Recently, it seems that people of my generation are starting to experience the infamous midlife crisis. From friends to YouTubers, it seems that this affliction affects people indiscriminately, regardless of level of success or stage in life. People a few years older than me down to people my age seem to be collectively unhappy with their lives and/or the direction they are headed. This hasn't hit me yet, and it remains to be seen whether I'm just not there yet, or whether I have a mindset that resists contracting it. These are the thoughts I want to share here.
We should first understand what we're dealing with here. It seems that a midlife crisis is a general term used to describe the mood of unhappiness with one's life as one reaches middle age, which itself is a nebulous boundary between becoming a young adult and retirement. As the definition is broad, so are the various causes and effects. Causes can range from alarm as one realizes the lack of progress one has made in his or her life as one ages to having prematurely reached one's life goal and the aimlessness that comes soon thereafter. Effects can also range from taking bigger and increasingly less reasonable risks to personality or lifestyle changes.
With each person's individual situation, my ideas may have different levels of applicability. However, I hope my ideas will benefit anyone who may be pondering self-destructive or self-sabotaging decisions, and be a deterrent against that.
Take a step back. When a hiker is in the middle of climbing a mountain and sees something discouraging, it may help to turn around and look at how far he or she has come. Sometimes, I'm encouraged when I do this. I see that I've had similarly hard challenges in the past as those I now face. Other times, I realize how enviable of a position I'm in. I see the struggles that not only I, but also my parents and grandparents had overcome to put me where I am now. And so, being encouraged, and feeling obligated, I won't just simply throw it all away.
Be thankful for what you have and not frustrated by what you don't have. When a person has things going well in 99% of his or her life but decides to kill himself or herself because of the 1% that isn't, I have a hard time sympathizing. When so many things are going well but one is still depressed, I attribute it to one word: greed. Greed isn't necessarily a bad thing. To raise one's standard of living, one has to want it. But, to be greedy, one also needs to be able to be patient and persistent. To be greedy without being able to manage one's emotions leaves one in a position where sometimes the most convenient option is to quit, and taking that path can be self-destructive or self-defeating.
Have realistic expectations, and don't confuse needs with wants, necessities with luxuries.

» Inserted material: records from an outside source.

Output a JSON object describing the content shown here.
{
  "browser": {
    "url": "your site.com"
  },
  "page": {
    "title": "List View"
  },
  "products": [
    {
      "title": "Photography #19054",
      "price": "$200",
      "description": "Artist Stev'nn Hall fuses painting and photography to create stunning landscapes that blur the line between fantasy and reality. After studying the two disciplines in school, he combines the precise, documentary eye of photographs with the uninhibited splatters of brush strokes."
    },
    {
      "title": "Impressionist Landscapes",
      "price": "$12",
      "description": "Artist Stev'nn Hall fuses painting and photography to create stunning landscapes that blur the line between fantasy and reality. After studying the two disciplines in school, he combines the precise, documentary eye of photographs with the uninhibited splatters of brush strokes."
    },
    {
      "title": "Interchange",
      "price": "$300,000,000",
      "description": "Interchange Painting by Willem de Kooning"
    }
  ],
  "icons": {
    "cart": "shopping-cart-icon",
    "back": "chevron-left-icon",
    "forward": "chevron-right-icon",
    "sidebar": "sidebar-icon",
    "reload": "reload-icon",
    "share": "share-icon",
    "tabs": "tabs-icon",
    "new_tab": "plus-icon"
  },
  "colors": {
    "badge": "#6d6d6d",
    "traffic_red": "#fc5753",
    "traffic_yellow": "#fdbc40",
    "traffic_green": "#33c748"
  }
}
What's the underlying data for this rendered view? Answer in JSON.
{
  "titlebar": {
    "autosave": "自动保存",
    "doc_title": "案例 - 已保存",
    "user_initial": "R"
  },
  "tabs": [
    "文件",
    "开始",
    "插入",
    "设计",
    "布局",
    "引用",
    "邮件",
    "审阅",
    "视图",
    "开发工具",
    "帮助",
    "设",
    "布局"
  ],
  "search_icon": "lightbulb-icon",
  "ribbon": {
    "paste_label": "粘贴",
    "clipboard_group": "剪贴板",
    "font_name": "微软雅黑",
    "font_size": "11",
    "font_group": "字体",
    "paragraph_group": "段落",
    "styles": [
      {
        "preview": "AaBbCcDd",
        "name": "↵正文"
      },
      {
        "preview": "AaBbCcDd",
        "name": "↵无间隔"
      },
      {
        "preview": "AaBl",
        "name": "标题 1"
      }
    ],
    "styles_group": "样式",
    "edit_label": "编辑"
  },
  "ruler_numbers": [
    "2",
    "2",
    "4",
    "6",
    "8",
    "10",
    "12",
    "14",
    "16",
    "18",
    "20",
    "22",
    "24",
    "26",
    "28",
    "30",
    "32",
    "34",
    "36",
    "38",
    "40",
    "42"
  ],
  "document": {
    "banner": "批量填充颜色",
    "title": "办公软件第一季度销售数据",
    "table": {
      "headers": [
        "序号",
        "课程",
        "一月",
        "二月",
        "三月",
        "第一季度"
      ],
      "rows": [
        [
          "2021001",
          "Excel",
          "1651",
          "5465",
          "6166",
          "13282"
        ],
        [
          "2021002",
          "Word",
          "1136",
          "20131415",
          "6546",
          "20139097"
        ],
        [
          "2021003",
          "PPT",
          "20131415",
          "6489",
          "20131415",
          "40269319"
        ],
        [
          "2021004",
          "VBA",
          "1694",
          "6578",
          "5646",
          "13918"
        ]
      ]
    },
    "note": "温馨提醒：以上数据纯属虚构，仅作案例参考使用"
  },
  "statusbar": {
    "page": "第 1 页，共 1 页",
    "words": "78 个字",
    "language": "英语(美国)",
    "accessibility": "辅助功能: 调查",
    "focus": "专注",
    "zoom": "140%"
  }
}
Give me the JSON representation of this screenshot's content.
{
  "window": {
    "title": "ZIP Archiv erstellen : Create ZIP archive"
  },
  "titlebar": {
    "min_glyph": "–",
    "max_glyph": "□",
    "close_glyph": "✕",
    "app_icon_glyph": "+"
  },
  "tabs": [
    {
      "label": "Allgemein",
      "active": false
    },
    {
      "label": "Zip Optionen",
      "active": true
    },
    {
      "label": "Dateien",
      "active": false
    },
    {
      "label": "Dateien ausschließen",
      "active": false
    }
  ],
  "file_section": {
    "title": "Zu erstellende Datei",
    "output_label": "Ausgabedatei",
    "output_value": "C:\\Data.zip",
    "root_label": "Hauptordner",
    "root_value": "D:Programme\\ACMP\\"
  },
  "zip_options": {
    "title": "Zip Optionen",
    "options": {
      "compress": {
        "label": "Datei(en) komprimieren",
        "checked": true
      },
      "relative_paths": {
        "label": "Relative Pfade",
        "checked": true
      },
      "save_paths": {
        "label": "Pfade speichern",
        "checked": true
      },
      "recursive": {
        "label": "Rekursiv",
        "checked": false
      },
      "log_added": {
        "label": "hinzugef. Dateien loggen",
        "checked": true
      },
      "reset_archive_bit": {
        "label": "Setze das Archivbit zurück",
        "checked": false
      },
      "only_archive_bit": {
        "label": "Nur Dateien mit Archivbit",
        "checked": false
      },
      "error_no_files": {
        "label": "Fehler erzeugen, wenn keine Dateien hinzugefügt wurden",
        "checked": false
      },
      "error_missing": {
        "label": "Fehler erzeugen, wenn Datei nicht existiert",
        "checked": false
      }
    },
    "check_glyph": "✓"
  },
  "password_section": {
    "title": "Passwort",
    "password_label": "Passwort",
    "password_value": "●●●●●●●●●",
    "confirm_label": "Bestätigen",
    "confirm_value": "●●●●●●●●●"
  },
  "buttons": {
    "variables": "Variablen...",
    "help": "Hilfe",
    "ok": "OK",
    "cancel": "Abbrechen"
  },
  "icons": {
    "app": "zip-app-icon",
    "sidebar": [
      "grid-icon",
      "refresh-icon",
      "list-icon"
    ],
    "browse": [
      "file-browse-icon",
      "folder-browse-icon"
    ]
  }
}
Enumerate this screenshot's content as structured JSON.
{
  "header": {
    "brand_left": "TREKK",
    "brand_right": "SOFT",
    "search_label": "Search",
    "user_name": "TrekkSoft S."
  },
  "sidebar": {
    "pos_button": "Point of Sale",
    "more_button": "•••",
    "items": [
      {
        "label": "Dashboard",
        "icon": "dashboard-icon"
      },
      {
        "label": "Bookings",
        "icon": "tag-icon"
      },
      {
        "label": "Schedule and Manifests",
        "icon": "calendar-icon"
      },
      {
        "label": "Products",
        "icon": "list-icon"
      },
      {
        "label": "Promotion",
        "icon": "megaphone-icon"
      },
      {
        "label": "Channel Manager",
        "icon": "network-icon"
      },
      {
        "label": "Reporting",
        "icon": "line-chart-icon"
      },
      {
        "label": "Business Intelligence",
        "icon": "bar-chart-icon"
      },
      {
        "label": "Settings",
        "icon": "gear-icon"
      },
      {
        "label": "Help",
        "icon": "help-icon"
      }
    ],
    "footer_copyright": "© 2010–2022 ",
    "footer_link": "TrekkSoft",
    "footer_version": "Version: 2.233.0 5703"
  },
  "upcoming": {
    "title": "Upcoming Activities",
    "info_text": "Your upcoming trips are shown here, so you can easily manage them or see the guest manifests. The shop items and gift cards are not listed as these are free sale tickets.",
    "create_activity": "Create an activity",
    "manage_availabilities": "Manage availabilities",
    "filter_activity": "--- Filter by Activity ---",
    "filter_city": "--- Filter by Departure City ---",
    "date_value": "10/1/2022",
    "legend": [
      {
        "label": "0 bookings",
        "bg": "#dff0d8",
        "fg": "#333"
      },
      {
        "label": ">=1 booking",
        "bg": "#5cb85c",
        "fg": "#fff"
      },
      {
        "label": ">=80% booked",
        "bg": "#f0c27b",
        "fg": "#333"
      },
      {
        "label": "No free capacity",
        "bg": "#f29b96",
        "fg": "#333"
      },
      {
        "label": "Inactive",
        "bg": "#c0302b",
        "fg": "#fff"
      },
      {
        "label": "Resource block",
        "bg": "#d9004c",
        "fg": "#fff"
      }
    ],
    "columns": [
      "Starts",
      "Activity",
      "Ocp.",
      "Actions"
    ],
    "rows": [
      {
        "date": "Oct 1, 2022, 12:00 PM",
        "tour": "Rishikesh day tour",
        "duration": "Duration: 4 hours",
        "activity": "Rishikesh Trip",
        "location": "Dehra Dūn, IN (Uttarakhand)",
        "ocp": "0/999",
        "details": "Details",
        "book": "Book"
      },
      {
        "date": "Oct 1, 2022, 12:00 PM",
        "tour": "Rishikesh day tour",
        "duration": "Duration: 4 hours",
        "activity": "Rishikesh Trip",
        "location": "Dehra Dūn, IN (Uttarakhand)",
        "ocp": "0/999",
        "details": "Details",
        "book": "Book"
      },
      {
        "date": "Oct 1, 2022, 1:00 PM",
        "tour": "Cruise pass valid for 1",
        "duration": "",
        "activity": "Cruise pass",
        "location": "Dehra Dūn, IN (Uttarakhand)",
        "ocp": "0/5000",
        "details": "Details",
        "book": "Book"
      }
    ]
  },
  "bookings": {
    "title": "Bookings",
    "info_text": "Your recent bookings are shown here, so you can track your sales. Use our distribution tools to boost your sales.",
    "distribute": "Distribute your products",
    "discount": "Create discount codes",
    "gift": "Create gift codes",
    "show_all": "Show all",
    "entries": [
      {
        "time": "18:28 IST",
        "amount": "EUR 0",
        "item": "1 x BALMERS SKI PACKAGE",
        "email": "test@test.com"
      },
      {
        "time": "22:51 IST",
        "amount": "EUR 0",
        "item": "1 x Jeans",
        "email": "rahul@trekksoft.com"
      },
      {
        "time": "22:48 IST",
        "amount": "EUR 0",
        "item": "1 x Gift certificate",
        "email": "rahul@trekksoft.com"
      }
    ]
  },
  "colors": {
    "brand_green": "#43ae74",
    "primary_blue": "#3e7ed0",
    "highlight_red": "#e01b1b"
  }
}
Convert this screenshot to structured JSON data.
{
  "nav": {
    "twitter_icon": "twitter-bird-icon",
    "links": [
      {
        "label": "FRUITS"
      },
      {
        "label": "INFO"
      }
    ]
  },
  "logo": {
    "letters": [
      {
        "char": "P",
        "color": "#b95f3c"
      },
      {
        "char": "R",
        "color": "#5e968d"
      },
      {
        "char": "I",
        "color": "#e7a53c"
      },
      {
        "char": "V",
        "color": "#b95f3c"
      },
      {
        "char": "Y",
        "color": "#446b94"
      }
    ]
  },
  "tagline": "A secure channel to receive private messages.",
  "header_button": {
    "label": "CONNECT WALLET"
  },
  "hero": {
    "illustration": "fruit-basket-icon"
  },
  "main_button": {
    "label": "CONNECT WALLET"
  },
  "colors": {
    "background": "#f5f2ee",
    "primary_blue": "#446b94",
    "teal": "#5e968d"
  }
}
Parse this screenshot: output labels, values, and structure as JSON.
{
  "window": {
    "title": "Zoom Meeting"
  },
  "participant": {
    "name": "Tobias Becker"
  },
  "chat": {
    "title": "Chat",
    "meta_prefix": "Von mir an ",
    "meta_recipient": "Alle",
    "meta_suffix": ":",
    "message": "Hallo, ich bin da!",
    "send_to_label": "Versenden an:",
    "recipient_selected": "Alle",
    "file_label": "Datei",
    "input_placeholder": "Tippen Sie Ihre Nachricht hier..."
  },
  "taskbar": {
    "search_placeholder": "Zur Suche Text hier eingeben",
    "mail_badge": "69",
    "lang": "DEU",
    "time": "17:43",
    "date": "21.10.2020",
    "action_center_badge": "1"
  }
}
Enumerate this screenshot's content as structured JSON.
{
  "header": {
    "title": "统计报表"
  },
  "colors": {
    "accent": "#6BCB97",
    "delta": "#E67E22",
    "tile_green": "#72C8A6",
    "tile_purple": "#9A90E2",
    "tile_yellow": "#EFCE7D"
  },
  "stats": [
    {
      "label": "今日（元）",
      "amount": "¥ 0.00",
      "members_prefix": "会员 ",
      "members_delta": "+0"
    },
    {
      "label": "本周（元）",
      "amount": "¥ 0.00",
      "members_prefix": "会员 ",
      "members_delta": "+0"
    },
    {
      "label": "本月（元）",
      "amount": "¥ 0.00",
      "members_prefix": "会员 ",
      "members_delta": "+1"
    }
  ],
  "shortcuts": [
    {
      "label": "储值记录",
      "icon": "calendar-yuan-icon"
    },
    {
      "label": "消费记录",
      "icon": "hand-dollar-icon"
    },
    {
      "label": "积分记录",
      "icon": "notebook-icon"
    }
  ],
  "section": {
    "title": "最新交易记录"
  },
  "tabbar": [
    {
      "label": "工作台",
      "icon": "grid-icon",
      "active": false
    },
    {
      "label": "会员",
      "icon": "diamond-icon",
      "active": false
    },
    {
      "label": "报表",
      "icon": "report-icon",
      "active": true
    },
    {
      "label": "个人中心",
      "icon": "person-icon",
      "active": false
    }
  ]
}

While one may need a phone for communication, one doesn't need the latest iPhone every year. While one may need clothes to avoid being thrown in prison for indecent exposure, one doesn't need new and expensive clothes every few months. While one may need a car for transportation, one doesn't need a new luxury sedan every 2-3 years. As for Starbucks every day and the latest organic food fad, those are all luxuries. Those are things you get once you have all your necessities covered. I consider it strange that people now consider themselves living in poverty because they spend all their money on luxury items and consider them to be necessities.
One of my co-workers once told me to not jump out of the pot and into the fire. This saying has stayed with me. Just because I didn't get a raise, it doesn't mean I should quit my job and go from earning whatever I was earning to earning nothing and starting over. Just because I don't have enough money to buy my dream car, it doesn't mean I should not buy a cheaper car so that I can drive myself to work.
There are many solutions to the problems we face if we are willing to compromise and work at reaching a solution that will eventually lead us to our goals.